RECORDS FOR THIS EXERCISE:
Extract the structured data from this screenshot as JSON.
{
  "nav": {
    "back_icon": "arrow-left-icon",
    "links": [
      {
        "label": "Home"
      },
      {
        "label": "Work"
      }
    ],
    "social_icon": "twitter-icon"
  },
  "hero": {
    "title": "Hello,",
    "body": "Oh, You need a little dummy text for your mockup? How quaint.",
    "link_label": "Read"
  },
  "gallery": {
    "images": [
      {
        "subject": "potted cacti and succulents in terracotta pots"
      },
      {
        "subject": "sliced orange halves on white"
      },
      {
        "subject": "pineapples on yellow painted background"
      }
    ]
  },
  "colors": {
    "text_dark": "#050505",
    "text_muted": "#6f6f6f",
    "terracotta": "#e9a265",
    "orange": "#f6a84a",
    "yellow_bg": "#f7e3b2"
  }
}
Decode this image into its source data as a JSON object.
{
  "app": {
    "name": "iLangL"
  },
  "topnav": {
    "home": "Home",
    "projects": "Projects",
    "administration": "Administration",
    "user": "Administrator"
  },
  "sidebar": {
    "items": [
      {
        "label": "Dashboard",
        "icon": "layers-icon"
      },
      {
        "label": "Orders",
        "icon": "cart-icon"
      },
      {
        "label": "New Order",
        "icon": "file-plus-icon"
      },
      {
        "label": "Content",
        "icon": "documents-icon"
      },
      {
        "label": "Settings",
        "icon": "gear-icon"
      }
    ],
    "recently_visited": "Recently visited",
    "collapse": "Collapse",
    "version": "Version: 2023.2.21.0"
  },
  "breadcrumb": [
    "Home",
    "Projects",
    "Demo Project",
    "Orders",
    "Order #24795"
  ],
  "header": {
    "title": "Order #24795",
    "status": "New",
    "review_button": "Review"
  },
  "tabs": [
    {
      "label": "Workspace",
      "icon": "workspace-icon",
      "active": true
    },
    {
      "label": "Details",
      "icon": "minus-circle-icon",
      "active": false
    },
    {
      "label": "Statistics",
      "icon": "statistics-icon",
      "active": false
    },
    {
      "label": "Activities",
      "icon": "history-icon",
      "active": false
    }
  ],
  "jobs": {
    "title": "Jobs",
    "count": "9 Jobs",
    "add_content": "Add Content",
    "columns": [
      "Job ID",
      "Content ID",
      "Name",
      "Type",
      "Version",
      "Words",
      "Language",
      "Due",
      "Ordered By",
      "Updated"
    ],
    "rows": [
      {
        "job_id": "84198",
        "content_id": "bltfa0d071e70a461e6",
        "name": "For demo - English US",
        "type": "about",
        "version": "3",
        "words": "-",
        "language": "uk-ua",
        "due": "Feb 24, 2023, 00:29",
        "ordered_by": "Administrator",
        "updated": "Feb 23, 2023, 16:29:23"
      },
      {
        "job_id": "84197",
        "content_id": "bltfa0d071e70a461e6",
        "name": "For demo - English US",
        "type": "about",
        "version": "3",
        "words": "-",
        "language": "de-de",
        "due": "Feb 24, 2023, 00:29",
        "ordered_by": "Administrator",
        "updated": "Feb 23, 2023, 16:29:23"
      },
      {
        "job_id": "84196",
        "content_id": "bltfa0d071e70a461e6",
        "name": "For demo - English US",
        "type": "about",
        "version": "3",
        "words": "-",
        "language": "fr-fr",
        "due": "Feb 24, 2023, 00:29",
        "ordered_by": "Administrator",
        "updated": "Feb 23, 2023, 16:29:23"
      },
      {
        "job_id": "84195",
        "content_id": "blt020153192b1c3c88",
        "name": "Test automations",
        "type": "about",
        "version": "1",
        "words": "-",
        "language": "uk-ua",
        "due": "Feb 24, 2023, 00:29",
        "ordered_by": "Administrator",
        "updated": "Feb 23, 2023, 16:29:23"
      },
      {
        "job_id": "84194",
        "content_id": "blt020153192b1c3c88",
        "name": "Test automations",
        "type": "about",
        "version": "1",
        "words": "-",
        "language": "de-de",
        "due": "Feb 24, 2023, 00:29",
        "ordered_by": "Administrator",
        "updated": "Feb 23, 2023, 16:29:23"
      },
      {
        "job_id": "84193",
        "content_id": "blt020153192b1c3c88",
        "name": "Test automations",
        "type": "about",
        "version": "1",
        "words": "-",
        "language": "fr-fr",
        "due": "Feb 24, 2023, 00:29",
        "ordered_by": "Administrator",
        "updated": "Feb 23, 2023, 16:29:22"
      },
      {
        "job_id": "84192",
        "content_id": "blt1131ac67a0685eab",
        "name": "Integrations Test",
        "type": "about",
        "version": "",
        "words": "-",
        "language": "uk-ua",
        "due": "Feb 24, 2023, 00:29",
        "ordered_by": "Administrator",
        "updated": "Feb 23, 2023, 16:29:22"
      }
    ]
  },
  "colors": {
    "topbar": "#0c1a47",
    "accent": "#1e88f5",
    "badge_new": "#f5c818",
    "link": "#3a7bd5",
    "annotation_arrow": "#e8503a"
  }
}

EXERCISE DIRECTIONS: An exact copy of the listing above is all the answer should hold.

EXERCISE RESPONSE:
Extract the structured data from this screenshot as JSON.
{
  "nav": {
    "back_icon": "arrow-left-icon",
    "links": [
      {
        "label": "Home"
      },
      {
        "label": "Work"
      }
    ],
    "social_icon": "twitter-icon"
  },
  "hero": {
    "title": "Hello,",
    "body": "Oh, You need a little dummy text for your mockup? How quaint.",
    "link_label": "Read"
  },
  "gallery": {
    "images": [
      {
        "subject": "potted cacti and succulents in terracotta pots"
      },
      {
        "subject": "sliced orange halves on white"
      },
      {
        "subject": "pineapples on yellow painted background"
      }
    ]
  },
  "colors": {
    "text_dark": "#050505",
    "text_muted": "#6f6f6f",
    "terracotta": "#e9a265",
    "orange": "#f6a84a",
    "yellow_bg": "#f7e3b2"
  }
}
Decode this image into its source data as a JSON object.
{
  "app": {
    "name": "iLangL"
  },
  "topnav": {
    "home": "Home",
    "projects": "Projects",
    "administration": "Administration",
    "user": "Administrator"
  },
  "sidebar": {
    "items": [
      {
        "label": "Dashboard",
        "icon": "layers-icon"
      },
      {
        "label": "Orders",
        "icon": "cart-icon"
      },
      {
        "label": "New Order",
        "icon": "file-plus-icon"
      },
      {
        "label": "Content",
        "icon": "documents-icon"
      },
      {
        "label": "Settings",
        "icon": "gear-icon"
      }
    ],
    "recently_visited": "Recently visited",
    "collapse": "Collapse",
    "version": "Version: 2023.2.21.0"
  },
  "breadcrumb": [
    "Home",
    "Projects",
    "Demo Project",
    "Orders",
    "Order #24795"
  ],
  "header": {
    "title": "Order #24795",
    "status": "New",
    "review_button": "Review"
  },
  "tabs": [
    {
      "label": "Workspace",
      "icon": "workspace-icon",
      "active": true
    },
    {
      "label": "Details",
      "icon": "minus-circle-icon",
      "active": false
    },
    {
      "label": "Statistics",
      "icon": "statistics-icon",
      "active": false
    },
    {
      "label": "Activities",
      "icon": "history-icon",
      "active": false
    }
  ],
  "jobs": {
    "title": "Jobs",
    "count": "9 Jobs",
    "add_content": "Add Content",
    "columns": [
      "Job ID",
      "Content ID",
      "Name",
      "Type",
      "Version",
      "Words",
      "Language",
      "Due",
      "Ordered By",
      "Updated"
    ],
    "rows": [
      {
        "job_id": "84198",
        "content_id": "bltfa0d071e70a461e6",
        "name": "For demo - English US",
        "type": "about",
        "version": "3",
        "words": "-",
        "language": "uk-ua",
        "due": "Feb 24, 2023, 00:29",
        "ordered_by": "Administrator",
        "updated": "Feb 23, 2023, 16:29:23"
      },
      {
        "job_id": "84197",
        "content_id": "bltfa0d071e70a461e6",
        "name": "For demo - English US",
        "type": "about",
        "version": "3",
        "words": "-",
        "language": "de-de",
        "due": "Feb 24, 2023, 00:29",
        "ordered_by": "Administrator",
        "updated": "Feb 23, 2023, 16:29:23"
      },
      {
        "job_id": "84196",
        "content_id": "bltfa0d071e70a461e6",
        "name": "For demo - English US",
        "type": "about",
        "version": "3",
        "words": "-",
        "language": "fr-fr",
        "due": "Feb 24, 2023, 00:29",
        "ordered_by": "Administrator",
        "updated": "Feb 23, 2023, 16:29:23"
      },
      {
        "job_id": "84195",
        "content_id": "blt020153192b1c3c88",
        "name": "Test automations",
        "type": "about",
        "version": "1",
        "words": "-",
        "language": "uk-ua",
        "due": "Feb 24, 2023, 00:29",
        "ordered_by": "Administrator",
        "updated": "Feb 23, 2023, 16:29:23"
      },
      {
        "job_id": "84194",
        "content_id": "blt020153192b1c3c88",
        "name": "Test automations",
        "type": "about",
        "version": "1",
        "words": "-",
        "language": "de-de",
        "due": "Feb 24, 2023, 00:29",
        "ordered_by": "Administrator",
        "updated": "Feb 23, 2023, 16:29:23"
      },
      {
        "job_id": "84193",
        "content_id": "blt020153192b1c3c88",
        "name": "Test automations",
        "type": "about",
        "version": "1",
        "words": "-",
        "language": "fr-fr",
        "due": "Feb 24, 2023, 00:29",
        "ordered_by": "Administrator",
        "updated": "Feb 23, 2023, 16:29:22"
      },
      {
        "job_id": "84192",
        "content_id": "blt1131ac67a0685eab",
        "name": "Integrations Test",
        "type": "about",
        "version": "",
        "words": "-",
        "language": "uk-ua",
        "due": "Feb 24, 2023, 00:29",
        "ordered_by": "Administrator",
        "updated": "Feb 23, 2023, 16:29:22"
      }
    ]
  },
  "colors": {
    "topbar": "#0c1a47",
    "accent": "#1e88f5",
    "badge_new": "#f5c818",
    "link": "#3a7bd5",
    "annotation_arrow": "#e8503a"
  }
}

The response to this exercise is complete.